Also living in the region are stoats, martens, sables (highly sought after by hunters due to the high commercial value of their skins), bears, foxes, hares and squirrels.

Leminoes and dormice, small mouse-like animals, compete with caribou and reindeer for Arctic pastures.

A single pair of lemmings or dormice can give birth to more than a hundred offspring in a year. Their numbers reach an extreme point every three or four years.

This cycle interferes with the population of other animals and even men. Foxes and birds, such as snowy or snowy owls, prey on these small animals.

6.     Climate

Winter temperatures are around minus 34°C in most of the Arctic, including the area around the North Pole.

The coldest climate is found in northeastern Siberia, in the region surrounding Verkhoyansk. January temperatures drop on average to minus 40°C and have already reached minus 69°C, probably the coldest ever recorded at the pole.

The rest of the areas of Siberia and the subarctic sections of Central Asia, Canada and Central Alaska have an average temperature of 29°C below zero.

The mildest winters are recorded in the coastal regions of the Atlantic and Pacific oceans, where January temperatures are around 1°C below zero.

In these regions, summers are milder, with temperatures in July around 7°C.

The hottest summers occur in the interior of Siberia, Alaska and Canada. The average temperatures in these regions are around 16°C. The meteorological bases of these regions have recorded temperatures of 32°C.

In many regions of the Arctic, precipitation reaches 150 to 250 mm per year, which includes snowmelt. This is less than some of the largest deserts in the world.

Despite low annual rainfall, Arctic lands can have a very wet subsoil because moisture evaporates slowly and drainage conditions are poor.

7.     arctic peoples

The population of the Arctic is of diverse origin. The basis of their diet is meat and fish. Most of the inhabitants of the Arctic coasts live from fishing and hunting for seals and whales.

The Eskimos predominate among the peoples of the Arctic. Their peoples stretched from northeastern Greenland to the Siberian coast of the Bering Sea.

Americanoids: Several tribes of northeastern Siberia so closely resemble the Indians of the Pacific Northwest coast in their physical characteristics that scientists often call them Americanoids.

However, their way of life brings them much closer to the Eskimos. These peoples are also called Paleosiberians. Among the American tribes are the Chukchi , the Koryak and the Kamchadais.

The Mongol peoples live in north-central Siberia. The yacutes occupy the region west of the Paleosiberians.

They raise reindeer and dogs. The Tungus live along the tributaries of the Yenissei River and are engaged in reindeer husbandry and, eventually, fishing.

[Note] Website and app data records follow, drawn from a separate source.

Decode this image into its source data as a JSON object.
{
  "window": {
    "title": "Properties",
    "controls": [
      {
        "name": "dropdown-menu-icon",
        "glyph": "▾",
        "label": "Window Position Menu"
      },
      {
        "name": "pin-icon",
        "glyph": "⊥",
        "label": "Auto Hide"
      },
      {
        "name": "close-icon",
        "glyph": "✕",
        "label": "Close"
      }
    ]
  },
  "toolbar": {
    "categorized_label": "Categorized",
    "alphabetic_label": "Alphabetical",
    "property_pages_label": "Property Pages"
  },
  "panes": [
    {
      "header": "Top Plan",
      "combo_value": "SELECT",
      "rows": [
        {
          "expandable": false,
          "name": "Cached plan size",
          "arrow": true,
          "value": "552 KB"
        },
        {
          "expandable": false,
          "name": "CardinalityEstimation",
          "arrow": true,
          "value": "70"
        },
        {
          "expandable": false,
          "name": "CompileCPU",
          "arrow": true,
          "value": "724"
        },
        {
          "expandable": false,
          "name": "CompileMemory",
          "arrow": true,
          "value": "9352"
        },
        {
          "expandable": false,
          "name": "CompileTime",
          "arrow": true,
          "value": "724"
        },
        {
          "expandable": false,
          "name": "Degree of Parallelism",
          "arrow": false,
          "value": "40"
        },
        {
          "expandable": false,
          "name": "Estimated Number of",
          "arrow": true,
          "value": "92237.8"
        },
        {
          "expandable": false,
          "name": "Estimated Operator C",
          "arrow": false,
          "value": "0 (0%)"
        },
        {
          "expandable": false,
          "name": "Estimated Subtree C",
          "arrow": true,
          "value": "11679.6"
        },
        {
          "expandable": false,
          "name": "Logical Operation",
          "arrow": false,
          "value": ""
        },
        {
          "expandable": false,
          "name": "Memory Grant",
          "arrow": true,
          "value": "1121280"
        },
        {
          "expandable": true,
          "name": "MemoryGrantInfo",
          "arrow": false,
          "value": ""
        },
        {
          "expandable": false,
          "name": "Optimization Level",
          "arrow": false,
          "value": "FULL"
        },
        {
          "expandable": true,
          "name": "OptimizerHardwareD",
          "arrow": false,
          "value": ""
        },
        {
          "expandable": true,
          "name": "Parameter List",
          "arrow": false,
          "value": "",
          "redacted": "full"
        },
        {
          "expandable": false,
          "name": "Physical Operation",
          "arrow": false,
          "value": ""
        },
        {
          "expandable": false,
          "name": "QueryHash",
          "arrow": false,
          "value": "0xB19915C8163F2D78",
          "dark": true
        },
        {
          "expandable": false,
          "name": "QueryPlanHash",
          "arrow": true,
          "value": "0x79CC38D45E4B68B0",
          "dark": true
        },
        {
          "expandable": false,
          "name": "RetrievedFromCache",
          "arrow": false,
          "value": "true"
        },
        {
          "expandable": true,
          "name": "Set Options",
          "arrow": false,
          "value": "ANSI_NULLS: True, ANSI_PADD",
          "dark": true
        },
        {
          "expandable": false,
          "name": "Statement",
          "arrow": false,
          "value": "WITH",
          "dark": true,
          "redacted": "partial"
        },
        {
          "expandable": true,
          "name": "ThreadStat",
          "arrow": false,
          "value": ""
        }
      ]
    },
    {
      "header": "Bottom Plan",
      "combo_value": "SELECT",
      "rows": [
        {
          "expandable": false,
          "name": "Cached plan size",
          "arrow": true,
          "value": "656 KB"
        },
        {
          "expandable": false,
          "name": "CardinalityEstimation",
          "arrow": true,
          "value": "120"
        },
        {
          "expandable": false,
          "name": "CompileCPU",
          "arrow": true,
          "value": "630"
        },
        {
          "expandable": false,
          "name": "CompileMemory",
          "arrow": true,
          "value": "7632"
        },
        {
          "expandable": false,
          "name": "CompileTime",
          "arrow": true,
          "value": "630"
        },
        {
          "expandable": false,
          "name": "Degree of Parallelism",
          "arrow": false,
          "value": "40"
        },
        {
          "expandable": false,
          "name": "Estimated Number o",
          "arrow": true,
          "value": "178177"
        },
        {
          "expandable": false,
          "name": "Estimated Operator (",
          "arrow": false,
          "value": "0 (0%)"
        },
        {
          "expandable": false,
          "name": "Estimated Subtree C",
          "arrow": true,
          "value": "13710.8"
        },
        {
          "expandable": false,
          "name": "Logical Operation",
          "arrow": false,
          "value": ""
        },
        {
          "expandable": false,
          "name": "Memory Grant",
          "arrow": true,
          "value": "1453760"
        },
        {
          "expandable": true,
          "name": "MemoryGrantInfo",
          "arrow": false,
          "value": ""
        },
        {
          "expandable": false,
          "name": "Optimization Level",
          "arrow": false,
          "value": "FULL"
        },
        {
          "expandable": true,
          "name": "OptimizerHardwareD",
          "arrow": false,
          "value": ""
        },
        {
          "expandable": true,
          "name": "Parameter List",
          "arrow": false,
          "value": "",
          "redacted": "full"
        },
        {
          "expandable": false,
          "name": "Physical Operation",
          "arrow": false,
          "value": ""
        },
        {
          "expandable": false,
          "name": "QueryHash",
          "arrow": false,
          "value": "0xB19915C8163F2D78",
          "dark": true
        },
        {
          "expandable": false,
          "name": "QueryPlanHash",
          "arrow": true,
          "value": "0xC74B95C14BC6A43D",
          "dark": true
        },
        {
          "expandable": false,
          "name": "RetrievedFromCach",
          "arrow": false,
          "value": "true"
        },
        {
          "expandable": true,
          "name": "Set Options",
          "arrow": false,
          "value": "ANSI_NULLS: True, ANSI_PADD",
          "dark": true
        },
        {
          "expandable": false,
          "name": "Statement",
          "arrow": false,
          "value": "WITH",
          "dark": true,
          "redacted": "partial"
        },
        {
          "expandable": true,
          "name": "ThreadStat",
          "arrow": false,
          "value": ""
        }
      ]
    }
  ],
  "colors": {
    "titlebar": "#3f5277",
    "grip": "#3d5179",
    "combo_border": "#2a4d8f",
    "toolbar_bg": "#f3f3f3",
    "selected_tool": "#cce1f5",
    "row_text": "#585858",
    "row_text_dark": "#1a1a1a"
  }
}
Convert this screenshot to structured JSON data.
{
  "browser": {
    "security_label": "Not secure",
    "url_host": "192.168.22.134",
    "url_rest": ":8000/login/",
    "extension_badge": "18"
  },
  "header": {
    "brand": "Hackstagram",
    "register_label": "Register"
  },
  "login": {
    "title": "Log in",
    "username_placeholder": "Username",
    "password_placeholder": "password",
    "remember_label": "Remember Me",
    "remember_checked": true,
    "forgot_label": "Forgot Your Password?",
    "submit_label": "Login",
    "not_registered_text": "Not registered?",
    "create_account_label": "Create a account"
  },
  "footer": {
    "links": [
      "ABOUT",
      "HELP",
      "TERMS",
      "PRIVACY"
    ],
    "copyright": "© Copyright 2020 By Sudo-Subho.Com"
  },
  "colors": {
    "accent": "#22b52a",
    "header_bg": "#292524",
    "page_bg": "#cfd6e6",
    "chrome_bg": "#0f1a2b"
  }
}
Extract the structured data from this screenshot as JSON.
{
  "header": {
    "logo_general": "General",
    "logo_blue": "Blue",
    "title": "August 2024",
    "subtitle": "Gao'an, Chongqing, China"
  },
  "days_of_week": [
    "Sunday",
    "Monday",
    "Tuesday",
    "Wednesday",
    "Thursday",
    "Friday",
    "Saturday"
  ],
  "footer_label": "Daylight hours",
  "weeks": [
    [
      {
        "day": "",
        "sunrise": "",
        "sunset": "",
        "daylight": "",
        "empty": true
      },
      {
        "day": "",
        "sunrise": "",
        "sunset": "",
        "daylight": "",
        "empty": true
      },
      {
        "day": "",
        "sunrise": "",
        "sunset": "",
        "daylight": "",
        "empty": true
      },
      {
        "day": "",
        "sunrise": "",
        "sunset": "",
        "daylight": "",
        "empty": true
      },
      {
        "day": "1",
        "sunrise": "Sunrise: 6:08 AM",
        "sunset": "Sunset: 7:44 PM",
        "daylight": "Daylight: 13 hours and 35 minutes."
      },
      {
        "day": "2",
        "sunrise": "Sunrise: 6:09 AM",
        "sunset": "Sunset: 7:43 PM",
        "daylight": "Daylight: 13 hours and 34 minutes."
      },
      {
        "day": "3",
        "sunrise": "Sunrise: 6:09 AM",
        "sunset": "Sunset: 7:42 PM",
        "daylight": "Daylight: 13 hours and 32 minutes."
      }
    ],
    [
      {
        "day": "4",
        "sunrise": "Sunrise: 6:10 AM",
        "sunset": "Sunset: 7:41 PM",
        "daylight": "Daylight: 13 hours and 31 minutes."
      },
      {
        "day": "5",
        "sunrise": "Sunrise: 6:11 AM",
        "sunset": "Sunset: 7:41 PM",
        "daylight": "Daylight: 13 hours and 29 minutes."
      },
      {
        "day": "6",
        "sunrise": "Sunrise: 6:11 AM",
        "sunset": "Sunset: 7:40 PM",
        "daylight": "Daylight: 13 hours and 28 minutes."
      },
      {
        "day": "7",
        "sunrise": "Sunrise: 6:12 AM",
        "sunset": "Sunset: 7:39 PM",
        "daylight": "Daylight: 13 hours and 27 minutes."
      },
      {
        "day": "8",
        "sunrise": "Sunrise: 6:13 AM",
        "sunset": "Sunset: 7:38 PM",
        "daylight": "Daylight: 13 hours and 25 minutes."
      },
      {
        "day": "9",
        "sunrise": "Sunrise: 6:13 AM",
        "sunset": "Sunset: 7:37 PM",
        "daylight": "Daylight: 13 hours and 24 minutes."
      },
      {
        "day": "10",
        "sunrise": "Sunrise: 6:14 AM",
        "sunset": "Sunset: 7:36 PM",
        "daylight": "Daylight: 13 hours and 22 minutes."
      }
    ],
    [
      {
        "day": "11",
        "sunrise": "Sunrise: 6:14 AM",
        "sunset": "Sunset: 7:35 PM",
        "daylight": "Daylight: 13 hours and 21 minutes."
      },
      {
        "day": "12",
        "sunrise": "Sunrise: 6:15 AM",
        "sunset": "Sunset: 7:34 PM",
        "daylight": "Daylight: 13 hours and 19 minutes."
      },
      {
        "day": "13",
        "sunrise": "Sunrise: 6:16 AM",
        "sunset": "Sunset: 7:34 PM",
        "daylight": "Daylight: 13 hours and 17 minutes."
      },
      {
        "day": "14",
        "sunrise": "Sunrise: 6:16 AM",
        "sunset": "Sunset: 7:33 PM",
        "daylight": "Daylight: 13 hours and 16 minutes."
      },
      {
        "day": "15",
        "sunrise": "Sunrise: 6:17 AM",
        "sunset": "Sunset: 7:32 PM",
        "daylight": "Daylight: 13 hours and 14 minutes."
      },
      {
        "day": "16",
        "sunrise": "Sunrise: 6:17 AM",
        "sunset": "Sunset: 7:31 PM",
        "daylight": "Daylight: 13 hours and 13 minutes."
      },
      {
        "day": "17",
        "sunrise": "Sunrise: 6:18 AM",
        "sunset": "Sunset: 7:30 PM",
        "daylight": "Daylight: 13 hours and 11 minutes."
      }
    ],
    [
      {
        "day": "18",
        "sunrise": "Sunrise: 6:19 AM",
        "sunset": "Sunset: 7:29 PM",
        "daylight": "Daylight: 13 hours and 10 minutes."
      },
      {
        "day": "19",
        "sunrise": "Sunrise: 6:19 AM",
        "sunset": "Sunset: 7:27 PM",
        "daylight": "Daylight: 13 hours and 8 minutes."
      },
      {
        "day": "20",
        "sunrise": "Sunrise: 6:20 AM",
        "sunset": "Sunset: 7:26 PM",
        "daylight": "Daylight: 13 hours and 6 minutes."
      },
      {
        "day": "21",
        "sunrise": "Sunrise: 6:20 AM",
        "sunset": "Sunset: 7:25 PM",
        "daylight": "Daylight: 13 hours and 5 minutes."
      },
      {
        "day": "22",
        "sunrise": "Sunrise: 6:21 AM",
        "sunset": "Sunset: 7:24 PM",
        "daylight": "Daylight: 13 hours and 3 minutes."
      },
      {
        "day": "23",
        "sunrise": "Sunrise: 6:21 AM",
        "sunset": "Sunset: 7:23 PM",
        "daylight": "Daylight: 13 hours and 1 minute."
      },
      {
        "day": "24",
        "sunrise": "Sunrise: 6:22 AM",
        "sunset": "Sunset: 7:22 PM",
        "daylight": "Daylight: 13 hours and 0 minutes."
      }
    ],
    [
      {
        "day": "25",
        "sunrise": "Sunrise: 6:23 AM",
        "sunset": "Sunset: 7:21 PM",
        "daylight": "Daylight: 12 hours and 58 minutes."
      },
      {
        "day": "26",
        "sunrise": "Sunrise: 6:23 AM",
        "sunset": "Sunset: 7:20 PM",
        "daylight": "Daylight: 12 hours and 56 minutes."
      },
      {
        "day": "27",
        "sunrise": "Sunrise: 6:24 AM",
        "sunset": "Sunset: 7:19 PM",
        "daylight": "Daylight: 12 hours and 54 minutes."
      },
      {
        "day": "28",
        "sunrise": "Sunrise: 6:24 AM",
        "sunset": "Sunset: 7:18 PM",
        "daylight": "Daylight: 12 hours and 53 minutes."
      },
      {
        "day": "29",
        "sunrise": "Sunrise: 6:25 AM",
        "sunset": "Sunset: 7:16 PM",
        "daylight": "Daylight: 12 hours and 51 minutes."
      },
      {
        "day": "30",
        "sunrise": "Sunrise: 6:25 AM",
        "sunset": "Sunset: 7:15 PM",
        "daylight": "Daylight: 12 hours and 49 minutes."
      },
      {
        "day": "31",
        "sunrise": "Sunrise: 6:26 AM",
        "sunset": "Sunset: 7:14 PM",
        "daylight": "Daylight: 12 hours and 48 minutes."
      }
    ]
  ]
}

The Finns live in the arctic areas of European Russia. They are related to modern Finns or Suomis. The Zirians constitute the largest of these groups.

In the far north, they lead a nomadic life as reindeer herders. The Lapps live in northern Norway, Sweden and Finland. They have been raising reindeer for at least a thousand years.